Some households are plagued by mice and rats when the weather turns cool; they may leave out poison for rodents.
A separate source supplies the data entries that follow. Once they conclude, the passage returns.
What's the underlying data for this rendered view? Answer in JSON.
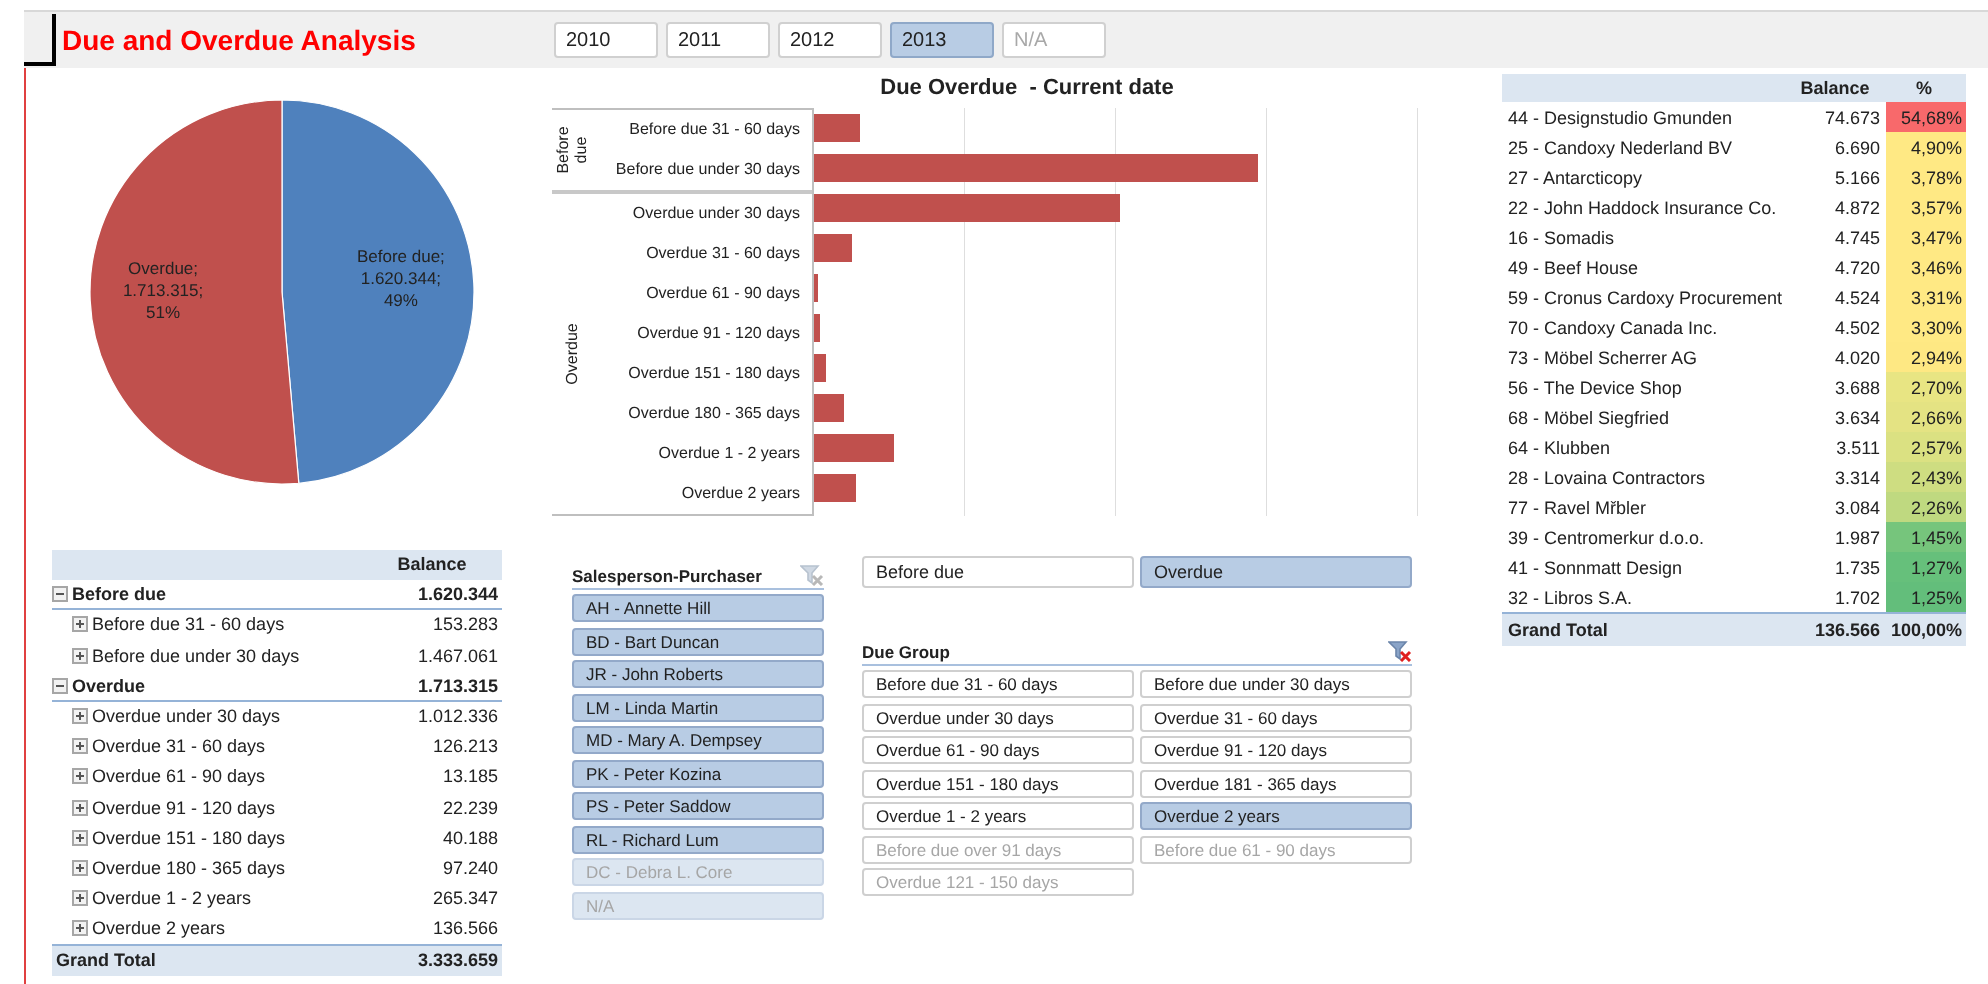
{
  "header": {
    "title": "Due and Overdue Analysis",
    "years": [
      {
        "label": "2010",
        "selected": false,
        "disabled": false
      },
      {
        "label": "2011",
        "selected": false,
        "disabled": false
      },
      {
        "label": "2012",
        "selected": false,
        "disabled": false
      },
      {
        "label": "2013",
        "selected": true,
        "disabled": false
      },
      {
        "label": "N/A",
        "selected": false,
        "disabled": true
      }
    ]
  },
  "pie": {
    "slices": [
      {
        "label": "Before due; 1.620.344; 49%",
        "color": "#4f81bd"
      },
      {
        "label": "Overdue; 1.713.315; 51%",
        "color": "#c0504d"
      }
    ]
  },
  "pivot": {
    "columns": [
      "Balance"
    ],
    "groups": [
      {
        "label": "Before due",
        "value": "1.620.344",
        "expanded": true,
        "children": [
          {
            "label": "Before due 31 - 60 days",
            "value": "153.283",
            "expanded": false
          },
          {
            "label": "Before due under 30 days",
            "value": "1.467.061",
            "expanded": false
          }
        ]
      },
      {
        "label": "Overdue",
        "value": "1.713.315",
        "expanded": true,
        "children": [
          {
            "label": "Overdue under 30 days",
            "value": "1.012.336",
            "expanded": false
          },
          {
            "label": "Overdue 31 - 60 days",
            "value": "126.213",
            "expanded": false
          },
          {
            "label": "Overdue 61 - 90 days",
            "value": "13.185",
            "expanded": false
          },
          {
            "label": "Overdue 91 - 120 days",
            "value": "22.239",
            "expanded": false
          },
          {
            "label": "Overdue 151 - 180 days",
            "value": "40.188",
            "expanded": false
          },
          {
            "label": "Overdue 180 - 365 days",
            "value": "97.240",
            "expanded": false
          },
          {
            "label": "Overdue 1 - 2 years",
            "value": "265.347",
            "expanded": false
          },
          {
            "label": "Overdue 2 years",
            "value": "136.566",
            "expanded": false
          }
        ]
      }
    ],
    "total": {
      "label": "Grand Total",
      "value": "3.333.659"
    }
  },
  "bar_chart": {
    "title": "Due Overdue  - Current date",
    "groups": [
      {
        "label": "Before due",
        "categories": [
          "Before due 31 - 60 days",
          "Before due under 30 days"
        ]
      },
      {
        "label": "Overdue",
        "categories": [
          "Overdue under 30 days",
          "Overdue 31 - 60 days",
          "Overdue 61 - 90 days",
          "Overdue 91 - 120 days",
          "Overdue 151 - 180 days",
          "Overdue 180 - 365 days",
          "Overdue 1 - 2 years",
          "Overdue 2 years"
        ]
      }
    ]
  },
  "customers": {
    "columns": [
      "Balance",
      "%"
    ],
    "rows": [
      {
        "name": "44 - Designstudio Gmunden",
        "balance": "74.673",
        "percent": "54,68%",
        "color": "#f8696b"
      },
      {
        "name": "25 - Candoxy Nederland BV",
        "balance": "6.690",
        "percent": "4,90%",
        "color": "#ffe984"
      },
      {
        "name": "27 - Antarcticopy",
        "balance": "5.166",
        "percent": "3,78%",
        "color": "#ffe984"
      },
      {
        "name": "22 - John Haddock Insurance Co.",
        "balance": "4.872",
        "percent": "3,57%",
        "color": "#ffe984"
      },
      {
        "name": "16 - Somadis",
        "balance": "4.745",
        "percent": "3,47%",
        "color": "#ffe984"
      },
      {
        "name": "49 - Beef House",
        "balance": "4.720",
        "percent": "3,46%",
        "color": "#ffe984"
      },
      {
        "name": "59 - Cronus Cardoxy Procurement",
        "balance": "4.524",
        "percent": "3,31%",
        "color": "#ffe984"
      },
      {
        "name": "70 - Candoxy Canada Inc.",
        "balance": "4.502",
        "percent": "3,30%",
        "color": "#ffe984"
      },
      {
        "name": "73 - Möbel Scherrer AG",
        "balance": "4.020",
        "percent": "2,94%",
        "color": "#fee883"
      },
      {
        "name": "56 - The Device Shop",
        "balance": "3.688",
        "percent": "2,70%",
        "color": "#e8e583"
      },
      {
        "name": "68 - Möbel Siegfried",
        "balance": "3.634",
        "percent": "2,66%",
        "color": "#e4e383"
      },
      {
        "name": "64 - Klubben",
        "balance": "3.511",
        "percent": "2,57%",
        "color": "#dbe182"
      },
      {
        "name": "28 - Lovaina Contractors",
        "balance": "3.314",
        "percent": "2,43%",
        "color": "#cedd81"
      },
      {
        "name": "77 - Ravel Mřbler",
        "balance": "3.084",
        "percent": "2,26%",
        "color": "#bfd980"
      },
      {
        "name": "39 - Centromerkur d.o.o.",
        "balance": "1.987",
        "percent": "1,45%",
        "color": "#76c57c"
      },
      {
        "name": "41 - Sonnmatt Design",
        "balance": "1.735",
        "percent": "1,27%",
        "color": "#66c07b"
      },
      {
        "name": "32 - Libros S.A.",
        "balance": "1.702",
        "percent": "1,25%",
        "color": "#63be7b"
      }
    ],
    "total": {
      "name": "Grand Total",
      "balance": "136.566",
      "percent": "100,00%"
    }
  },
  "salesperson_slicer": {
    "title": "Salesperson-Purchaser",
    "filter_active": false,
    "items": [
      {
        "label": "AH - Annette Hill",
        "selected": true,
        "disabled": false
      },
      {
        "label": "BD - Bart Duncan",
        "selected": true,
        "disabled": false
      },
      {
        "label": "JR - John Roberts",
        "selected": true,
        "disabled": false
      },
      {
        "label": "LM - Linda Martin",
        "selected": true,
        "disabled": false
      },
      {
        "label": "MD - Mary A. Dempsey",
        "selected": true,
        "disabled": false
      },
      {
        "label": "PK - Peter Kozina",
        "selected": true,
        "disabled": false
      },
      {
        "label": "PS - Peter Saddow",
        "selected": true,
        "disabled": false
      },
      {
        "label": "RL - Richard Lum",
        "selected": true,
        "disabled": false
      },
      {
        "label": "DC - Debra L. Core",
        "selected": true,
        "disabled": true
      },
      {
        "label": "N/A",
        "selected": true,
        "disabled": true
      }
    ]
  },
  "status_slicer": {
    "items": [
      {
        "label": "Before due",
        "selected": false,
        "disabled": false
      },
      {
        "label": "Overdue",
        "selected": true,
        "disabled": false
      }
    ]
  },
  "due_group_slicer": {
    "title": "Due Group",
    "filter_active": true,
    "items": [
      {
        "label": "Before due 31 - 60 days",
        "selected": false,
        "disabled": false
      },
      {
        "label": "Before due under 30 days",
        "selected": false,
        "disabled": false
      },
      {
        "label": "Overdue under 30 days",
        "selected": false,
        "disabled": false
      },
      {
        "label": "Overdue 31 - 60 days",
        "selected": false,
        "disabled": false
      },
      {
        "label": "Overdue 61 - 90 days",
        "selected": false,
        "disabled": false
      },
      {
        "label": "Overdue 91 - 120 days",
        "selected": false,
        "disabled": false
      },
      {
        "label": "Overdue 151 - 180 days",
        "selected": false,
        "disabled": false
      },
      {
        "label": "Overdue 181 - 365 days",
        "selected": false,
        "disabled": false
      },
      {
        "label": "Overdue 1 - 2 years",
        "selected": false,
        "disabled": false
      },
      {
        "label": "Overdue 2 years",
        "selected": true,
        "disabled": false
      },
      {
        "label": "Before due over 91 days",
        "selected": false,
        "disabled": true
      },
      {
        "label": "Before due 61 - 90 days",
        "selected": false,
        "disabled": true
      },
      {
        "label": "Overdue 121 - 150 days",
        "selected": false,
        "disabled": true
      }
    ]
  }
}
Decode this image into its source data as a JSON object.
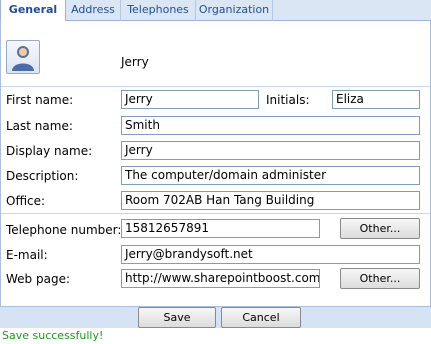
{
  "tabs": [
    "General",
    "Address",
    "Telephones",
    "Organization"
  ],
  "header": {
    "display_name": "Jerry"
  },
  "fields": {
    "first_name_label": "First name:",
    "first_name": "Jerry",
    "initials_label": "Initials:",
    "initials": "Eliza",
    "last_name_label": "Last name:",
    "last_name": "Smith",
    "display_name_label": "Display name:",
    "display_name": "Jerry",
    "description_label": "Description:",
    "description": "The computer/domain administer",
    "office_label": "Office:",
    "office": "Room 702AB Han Tang Building",
    "telephone_label": "Telephone number:",
    "telephone": "15812657891",
    "email_label": "E-mail:",
    "email": "Jerry@brandysoft.net",
    "web_label": "Web page:",
    "web": "http://www.sharepointboost.com"
  },
  "buttons": {
    "other_phone": "Other...",
    "other_web": "Other...",
    "save": "Save",
    "cancel": "Cancel"
  },
  "status": "Save successfully!",
  "icons": {
    "avatar": "user-avatar-icon"
  }
}
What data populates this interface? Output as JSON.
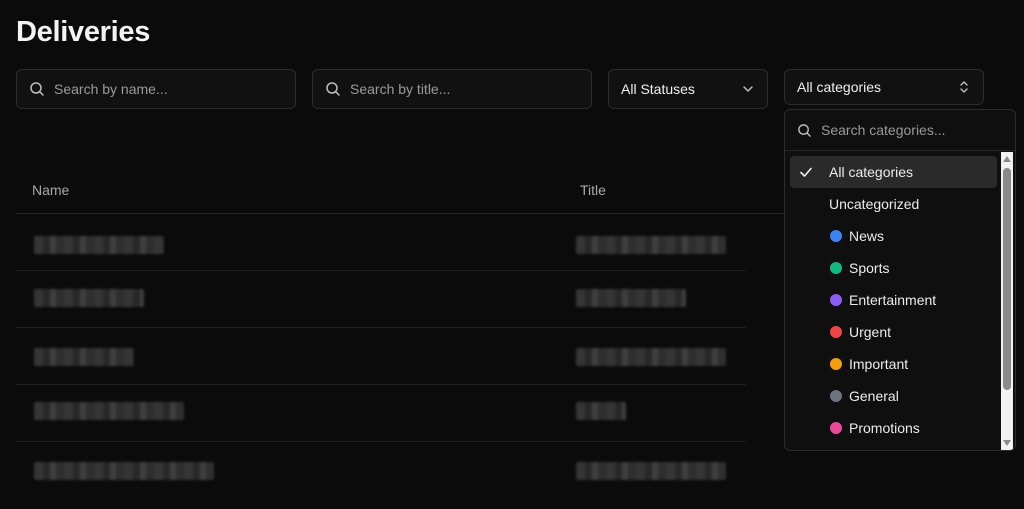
{
  "page": {
    "title": "Deliveries"
  },
  "filters": {
    "name_search": {
      "placeholder": "Search by name..."
    },
    "title_search": {
      "placeholder": "Search by title..."
    },
    "status_select": {
      "value": "All Statuses"
    },
    "category_select": {
      "value": "All categories"
    }
  },
  "table": {
    "columns": [
      "Name",
      "Title"
    ]
  },
  "category_dropdown": {
    "search_placeholder": "Search categories...",
    "options": [
      {
        "label": "All categories",
        "selected": true,
        "color": null
      },
      {
        "label": "Uncategorized",
        "selected": false,
        "color": null
      },
      {
        "label": "News",
        "selected": false,
        "color": "#3b82f6"
      },
      {
        "label": "Sports",
        "selected": false,
        "color": "#10b981"
      },
      {
        "label": "Entertainment",
        "selected": false,
        "color": "#8b5cf6"
      },
      {
        "label": "Urgent",
        "selected": false,
        "color": "#ef4444"
      },
      {
        "label": "Important",
        "selected": false,
        "color": "#f59e0b"
      },
      {
        "label": "General",
        "selected": false,
        "color": "#6b7280"
      },
      {
        "label": "Promotions",
        "selected": false,
        "color": "#ec4899"
      }
    ]
  }
}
We’ve also often seen rodent poison traps (usually black boxes) outside hotels and other commercial areas.
Keep your dog away from all rodent poison as well as poisoned rodents; both are extremely hazardous to your dog.
If you suspect your dog has ingested either poison or a poisoned rodent, contact your veterinarian immediately.
Watch for Tarantulas
Many of you don’t have to worry about these hairy spiders but they are a common autumn sight here, like this beauty seen along our walking path.
While they’d rather flee than fight, they can give your dog a nasty bite.
Keep your dog away from them, be aware that they can jump, and, if your dog is bitten, call your vet.
Watch for Mistletoe
You might associate mistletoe with the holiday season but it will be found with berries in the fall months.
Different areas have different types of mistletoe (both American and European varieties) and the danger to your dog varies by the type he eats and the amount.
Problems can range from an upset stomach to liver failure and seizures. Play it safe and watch your dog closely on walks beneath trees with mistletoe berries.
Know the Local Hunting Seasons
If you’ll be heading off in the woods, be sure you know your local hunting seasons, which may vary by county. Be sure that both you and your dog stay safe walking in hunting season.
Early morning and evening hours are typically the most worrisome so plan your walks accordingly.
Keep an Eye Out for Antifreeze.
Fall means it’s time for many people to change the antifreeze in their cars in preparation for the cold weather just around the corner.
Antifreeze is deadly to dogs so be sure you never let your dog drink from puddles in driveways, parking lots and other places that could contain antifreeze.
Watch for Autumn Crocus.
This beautiful plant–a member of the lily family–flowers in the fall months; its bulbs are poisonous to dogs.